The high court on Friday said the appeal was “ dismissed due to a change in the law.”

The justices in March agreed to review a county judge’s order that blocked enforcement of the abortion restriction and to consider whether clinics had legal standing to challenge the law. They ultimately denied Republican Attorney General Dave Yost’s request that they launch their own review of the constitutional right to abortion, leaving such arguments for a lower court.

The clinics asked Jenkins on Thursday to block the abortion ban permanently on the heels of the amendment Ohio voters approved last month that ensures access to abortion and other reproductive health care.

A law signed by Republican Gov. Mike DeWine in April 2019 prohibited most abortions after the first detectable “fetal heartbeat.” Cardiac activity can be detected as early as six weeks into pregnancy, before many women know they are pregnant.

The ban, initially blocked through a federal legal challenge, briefly went into effect when the landmark 1973 Roe v. Wade decision was overturned last year. It was then placed back on hold in county court, as part of a subsequent lawsuit challenging it as unconstitutional under the state constitution.

Yost’s office referred to a statement from Dec. 7 that “the state is prepared to acknowledge the will of the people on the issue, but also to carefully review each part of the law for an orderly resolution of the case.”

The abortion providers asked the lower court that initially blocked the ban to permanently strike it down.

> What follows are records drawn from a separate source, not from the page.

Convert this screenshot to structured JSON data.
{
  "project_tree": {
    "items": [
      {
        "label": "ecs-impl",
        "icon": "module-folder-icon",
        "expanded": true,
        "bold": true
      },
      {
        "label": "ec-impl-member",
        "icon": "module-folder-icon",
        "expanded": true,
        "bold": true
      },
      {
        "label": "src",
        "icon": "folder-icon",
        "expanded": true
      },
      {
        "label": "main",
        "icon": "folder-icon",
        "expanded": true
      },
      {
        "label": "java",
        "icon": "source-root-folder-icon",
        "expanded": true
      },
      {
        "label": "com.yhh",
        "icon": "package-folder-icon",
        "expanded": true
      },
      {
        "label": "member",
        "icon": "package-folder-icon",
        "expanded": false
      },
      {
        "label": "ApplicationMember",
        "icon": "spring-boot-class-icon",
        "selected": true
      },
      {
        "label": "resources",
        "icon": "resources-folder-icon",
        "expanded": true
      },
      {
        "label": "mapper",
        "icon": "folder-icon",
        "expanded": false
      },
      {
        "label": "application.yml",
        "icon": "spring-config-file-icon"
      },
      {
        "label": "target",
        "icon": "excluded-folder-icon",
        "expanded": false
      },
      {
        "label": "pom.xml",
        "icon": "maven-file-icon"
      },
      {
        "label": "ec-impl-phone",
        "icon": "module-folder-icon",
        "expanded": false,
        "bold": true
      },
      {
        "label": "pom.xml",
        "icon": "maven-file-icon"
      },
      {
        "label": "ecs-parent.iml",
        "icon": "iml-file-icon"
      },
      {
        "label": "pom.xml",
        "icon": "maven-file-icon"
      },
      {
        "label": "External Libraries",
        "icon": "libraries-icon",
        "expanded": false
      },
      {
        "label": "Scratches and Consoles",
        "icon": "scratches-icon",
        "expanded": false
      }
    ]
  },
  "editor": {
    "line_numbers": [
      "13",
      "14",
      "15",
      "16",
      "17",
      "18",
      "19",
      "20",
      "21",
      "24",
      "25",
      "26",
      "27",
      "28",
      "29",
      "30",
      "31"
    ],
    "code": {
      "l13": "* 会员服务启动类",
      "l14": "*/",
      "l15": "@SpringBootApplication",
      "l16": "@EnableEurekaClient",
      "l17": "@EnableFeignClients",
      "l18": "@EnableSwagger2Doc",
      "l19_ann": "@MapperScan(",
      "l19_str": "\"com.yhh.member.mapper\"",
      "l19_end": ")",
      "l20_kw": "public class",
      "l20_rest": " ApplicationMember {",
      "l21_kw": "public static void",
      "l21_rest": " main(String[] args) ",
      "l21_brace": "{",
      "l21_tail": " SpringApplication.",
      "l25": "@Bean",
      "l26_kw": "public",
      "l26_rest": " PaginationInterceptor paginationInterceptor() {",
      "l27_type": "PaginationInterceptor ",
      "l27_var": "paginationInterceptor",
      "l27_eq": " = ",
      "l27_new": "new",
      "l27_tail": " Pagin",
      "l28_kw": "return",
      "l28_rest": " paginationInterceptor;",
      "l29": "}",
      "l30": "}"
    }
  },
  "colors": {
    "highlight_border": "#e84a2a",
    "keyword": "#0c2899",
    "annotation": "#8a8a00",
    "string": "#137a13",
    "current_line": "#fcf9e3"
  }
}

They cited Yost’s own legal analysis, circulated before the vote, that stated that passage of the amendment would invalidate the state’s six-week ban, stating, “Ohio would no longer have the ability to limit abortions at any time before a fetus is viable.”